An 18-mile long tongue of land jutting out into Lake Michigan, the peninsula is flanked by the East and West Arms of Grand Traverse Bay. The clear blue waters can easily be seen from many vantage points on the land. A main road runs down its spine, with many paved and unpaved side roads branching from it, generally leading to water’s edge. It is an ideal place to bike, with several substantial hills adding challenge. It was a perfect way for Chris to spend the day.
Melinda took her camera and the truck. What she was losing in exercise, she hoped to be gaining in photo ops. Although the fall foliage wasn’t so apparent, other roadside color seemed to be filling in.
The many vineyards added a very pastoral atmosphere to the land. Ironically, here in northern Michigan where the winters are notoriously long, it makes for some good wine production. The moderating effect of the lake water helps to extend the fall season. Winter sets in and stays, no false, premature spring to bring out early budding. Deep snows blanket the vines, offering satisfactory insulation. The summer growing season is moderately warm and generally drought-free. All-in-all, a good place to have grapes growing.
The drive up the peninsula always ends at the lighthouse at Mission Point. Built in 1870, it’s right on the 45th Parallel, halfway between the North Pole and the equator. Protecting ships leaving West Grand Traverse Bay loaded with lumber, iron or agricultural products from the bay’s shoals and reefs, it was active until 1933. Automation of a light on the actual shoal now replaces the light from the tower.
A good dinner at the Apache Trout Grille (highly recommended!) ended our stay here in Traverse City as well as our entire travels UP North. Back at the Airstream we packed up, preparing for an early departure.
But Melinda had one more outing in mind . . . slipping out before the dawn of day. A last sunrise caught on a lonely beach, empty now but still retaining late summer memories. It seemed a fitting way to close out this trip . . . blessed by good weather and fortunate experiences. We lived each day as it came, and captured many good places in photos.
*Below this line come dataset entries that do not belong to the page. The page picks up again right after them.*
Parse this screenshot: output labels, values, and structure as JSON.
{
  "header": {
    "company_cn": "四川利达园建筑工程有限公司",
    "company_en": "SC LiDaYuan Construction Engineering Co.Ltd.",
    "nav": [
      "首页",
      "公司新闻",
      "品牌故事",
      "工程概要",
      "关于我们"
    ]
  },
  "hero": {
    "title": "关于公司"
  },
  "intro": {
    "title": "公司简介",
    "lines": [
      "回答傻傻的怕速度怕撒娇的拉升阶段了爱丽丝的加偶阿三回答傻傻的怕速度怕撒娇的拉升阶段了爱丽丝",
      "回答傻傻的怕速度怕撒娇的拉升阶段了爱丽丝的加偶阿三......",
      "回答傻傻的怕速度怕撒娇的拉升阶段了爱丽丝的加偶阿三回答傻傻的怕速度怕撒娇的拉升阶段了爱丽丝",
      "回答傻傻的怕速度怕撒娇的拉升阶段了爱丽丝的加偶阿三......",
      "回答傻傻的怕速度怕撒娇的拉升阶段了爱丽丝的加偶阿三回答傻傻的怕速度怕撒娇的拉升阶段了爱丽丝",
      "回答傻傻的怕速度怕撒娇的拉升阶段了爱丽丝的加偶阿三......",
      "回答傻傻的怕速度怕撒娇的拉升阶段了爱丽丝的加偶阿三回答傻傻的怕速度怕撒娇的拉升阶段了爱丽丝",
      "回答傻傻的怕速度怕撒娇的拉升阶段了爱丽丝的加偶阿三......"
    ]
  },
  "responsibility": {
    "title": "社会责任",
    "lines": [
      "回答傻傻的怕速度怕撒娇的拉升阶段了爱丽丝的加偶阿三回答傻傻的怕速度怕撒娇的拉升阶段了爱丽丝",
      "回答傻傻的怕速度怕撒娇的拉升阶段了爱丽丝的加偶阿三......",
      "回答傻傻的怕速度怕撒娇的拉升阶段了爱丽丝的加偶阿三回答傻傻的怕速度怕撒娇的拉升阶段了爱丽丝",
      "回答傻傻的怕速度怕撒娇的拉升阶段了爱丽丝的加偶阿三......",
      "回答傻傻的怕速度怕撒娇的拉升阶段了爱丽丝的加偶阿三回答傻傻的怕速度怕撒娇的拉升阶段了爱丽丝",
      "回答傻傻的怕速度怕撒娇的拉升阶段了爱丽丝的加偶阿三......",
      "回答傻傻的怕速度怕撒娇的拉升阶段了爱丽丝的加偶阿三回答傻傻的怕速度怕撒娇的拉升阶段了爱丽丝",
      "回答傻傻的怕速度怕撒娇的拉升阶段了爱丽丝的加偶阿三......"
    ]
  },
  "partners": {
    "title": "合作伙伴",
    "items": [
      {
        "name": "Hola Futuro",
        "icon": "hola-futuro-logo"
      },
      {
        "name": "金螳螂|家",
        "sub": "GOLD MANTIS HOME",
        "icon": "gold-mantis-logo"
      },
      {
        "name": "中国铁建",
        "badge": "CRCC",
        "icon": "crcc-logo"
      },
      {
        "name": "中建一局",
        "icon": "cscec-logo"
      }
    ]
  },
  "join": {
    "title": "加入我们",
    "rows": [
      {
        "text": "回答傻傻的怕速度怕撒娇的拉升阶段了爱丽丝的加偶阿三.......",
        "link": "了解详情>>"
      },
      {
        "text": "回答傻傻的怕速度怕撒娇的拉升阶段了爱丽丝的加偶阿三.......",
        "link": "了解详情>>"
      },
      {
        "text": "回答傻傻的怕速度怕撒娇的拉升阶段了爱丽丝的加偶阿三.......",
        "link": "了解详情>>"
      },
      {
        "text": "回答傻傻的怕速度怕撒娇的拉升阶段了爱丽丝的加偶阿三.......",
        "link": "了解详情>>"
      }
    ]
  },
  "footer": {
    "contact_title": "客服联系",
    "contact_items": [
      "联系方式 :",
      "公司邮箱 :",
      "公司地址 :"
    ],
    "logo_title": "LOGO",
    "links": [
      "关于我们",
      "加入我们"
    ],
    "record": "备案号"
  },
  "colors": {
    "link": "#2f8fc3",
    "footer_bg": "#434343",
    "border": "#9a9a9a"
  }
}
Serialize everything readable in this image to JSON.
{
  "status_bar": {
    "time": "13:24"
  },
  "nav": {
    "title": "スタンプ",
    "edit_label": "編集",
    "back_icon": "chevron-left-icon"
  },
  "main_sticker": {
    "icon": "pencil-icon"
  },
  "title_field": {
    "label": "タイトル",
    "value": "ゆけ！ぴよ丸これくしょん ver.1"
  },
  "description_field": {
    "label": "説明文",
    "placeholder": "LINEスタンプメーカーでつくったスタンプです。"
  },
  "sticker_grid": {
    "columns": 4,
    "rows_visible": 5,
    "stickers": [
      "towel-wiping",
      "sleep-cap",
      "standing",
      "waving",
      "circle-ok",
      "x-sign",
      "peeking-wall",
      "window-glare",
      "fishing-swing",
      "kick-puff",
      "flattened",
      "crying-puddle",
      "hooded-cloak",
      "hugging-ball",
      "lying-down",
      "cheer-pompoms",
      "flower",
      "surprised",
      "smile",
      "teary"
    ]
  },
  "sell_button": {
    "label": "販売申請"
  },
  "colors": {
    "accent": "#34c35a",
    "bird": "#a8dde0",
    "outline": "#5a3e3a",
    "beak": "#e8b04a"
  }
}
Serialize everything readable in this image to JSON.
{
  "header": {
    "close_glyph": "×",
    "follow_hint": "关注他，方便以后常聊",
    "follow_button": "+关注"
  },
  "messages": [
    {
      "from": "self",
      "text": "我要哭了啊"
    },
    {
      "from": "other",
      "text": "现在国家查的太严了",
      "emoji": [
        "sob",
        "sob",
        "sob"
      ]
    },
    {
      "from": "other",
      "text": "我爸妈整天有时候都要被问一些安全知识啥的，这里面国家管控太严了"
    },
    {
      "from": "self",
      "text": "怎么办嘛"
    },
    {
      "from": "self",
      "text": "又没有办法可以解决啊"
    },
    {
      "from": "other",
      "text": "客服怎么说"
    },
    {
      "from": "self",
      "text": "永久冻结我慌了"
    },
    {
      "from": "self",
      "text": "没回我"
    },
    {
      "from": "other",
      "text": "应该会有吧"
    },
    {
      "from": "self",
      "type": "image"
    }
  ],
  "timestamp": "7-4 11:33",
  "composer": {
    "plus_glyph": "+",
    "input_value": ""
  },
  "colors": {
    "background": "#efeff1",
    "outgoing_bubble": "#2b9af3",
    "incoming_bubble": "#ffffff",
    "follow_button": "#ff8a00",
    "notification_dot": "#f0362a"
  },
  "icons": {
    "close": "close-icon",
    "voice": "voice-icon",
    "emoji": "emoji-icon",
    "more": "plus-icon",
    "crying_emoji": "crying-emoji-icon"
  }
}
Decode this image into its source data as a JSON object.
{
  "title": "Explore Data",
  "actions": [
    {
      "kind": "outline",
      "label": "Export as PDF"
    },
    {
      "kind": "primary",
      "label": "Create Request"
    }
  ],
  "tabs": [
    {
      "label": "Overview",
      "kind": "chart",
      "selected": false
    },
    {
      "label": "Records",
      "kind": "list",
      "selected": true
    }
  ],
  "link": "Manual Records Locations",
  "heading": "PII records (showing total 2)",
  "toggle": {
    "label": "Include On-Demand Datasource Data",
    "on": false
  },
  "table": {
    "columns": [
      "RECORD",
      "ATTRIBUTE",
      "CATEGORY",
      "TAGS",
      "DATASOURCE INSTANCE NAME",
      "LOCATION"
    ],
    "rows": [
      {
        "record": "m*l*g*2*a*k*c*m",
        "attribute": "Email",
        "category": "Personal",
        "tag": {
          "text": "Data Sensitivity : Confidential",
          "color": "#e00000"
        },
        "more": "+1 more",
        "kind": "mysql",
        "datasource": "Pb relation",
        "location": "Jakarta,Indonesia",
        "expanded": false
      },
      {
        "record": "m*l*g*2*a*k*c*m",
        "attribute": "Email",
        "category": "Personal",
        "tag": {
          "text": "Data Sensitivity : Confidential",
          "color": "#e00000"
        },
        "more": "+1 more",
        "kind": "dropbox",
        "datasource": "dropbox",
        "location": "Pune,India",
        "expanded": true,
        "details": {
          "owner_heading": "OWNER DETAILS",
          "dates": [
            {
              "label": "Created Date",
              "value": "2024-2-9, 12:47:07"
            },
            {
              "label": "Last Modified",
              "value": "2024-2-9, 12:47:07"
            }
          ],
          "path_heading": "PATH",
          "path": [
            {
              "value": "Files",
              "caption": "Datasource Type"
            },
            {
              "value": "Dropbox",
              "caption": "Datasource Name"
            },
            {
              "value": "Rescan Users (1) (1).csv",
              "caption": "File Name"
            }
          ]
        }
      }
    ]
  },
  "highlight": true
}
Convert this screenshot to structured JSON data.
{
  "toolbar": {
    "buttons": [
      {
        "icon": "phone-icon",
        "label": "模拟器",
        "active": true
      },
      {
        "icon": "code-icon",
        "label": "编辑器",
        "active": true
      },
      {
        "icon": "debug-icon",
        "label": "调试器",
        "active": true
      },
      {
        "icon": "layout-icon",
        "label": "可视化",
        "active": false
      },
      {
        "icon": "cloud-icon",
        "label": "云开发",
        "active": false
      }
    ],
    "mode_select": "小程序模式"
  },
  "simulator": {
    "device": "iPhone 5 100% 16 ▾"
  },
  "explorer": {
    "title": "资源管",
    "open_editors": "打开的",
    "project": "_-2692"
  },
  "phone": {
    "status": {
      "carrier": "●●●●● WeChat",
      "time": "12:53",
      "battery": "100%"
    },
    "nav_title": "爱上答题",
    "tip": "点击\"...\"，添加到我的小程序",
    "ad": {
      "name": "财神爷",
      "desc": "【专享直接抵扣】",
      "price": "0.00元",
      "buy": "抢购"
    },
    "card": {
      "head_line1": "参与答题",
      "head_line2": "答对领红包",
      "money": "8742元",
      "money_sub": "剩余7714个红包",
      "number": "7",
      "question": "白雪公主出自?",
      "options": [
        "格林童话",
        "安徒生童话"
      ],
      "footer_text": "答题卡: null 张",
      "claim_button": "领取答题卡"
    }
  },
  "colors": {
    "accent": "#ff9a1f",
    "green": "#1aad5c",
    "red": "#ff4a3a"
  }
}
Heading home from an UP North adventure . . .
Chris and Melinda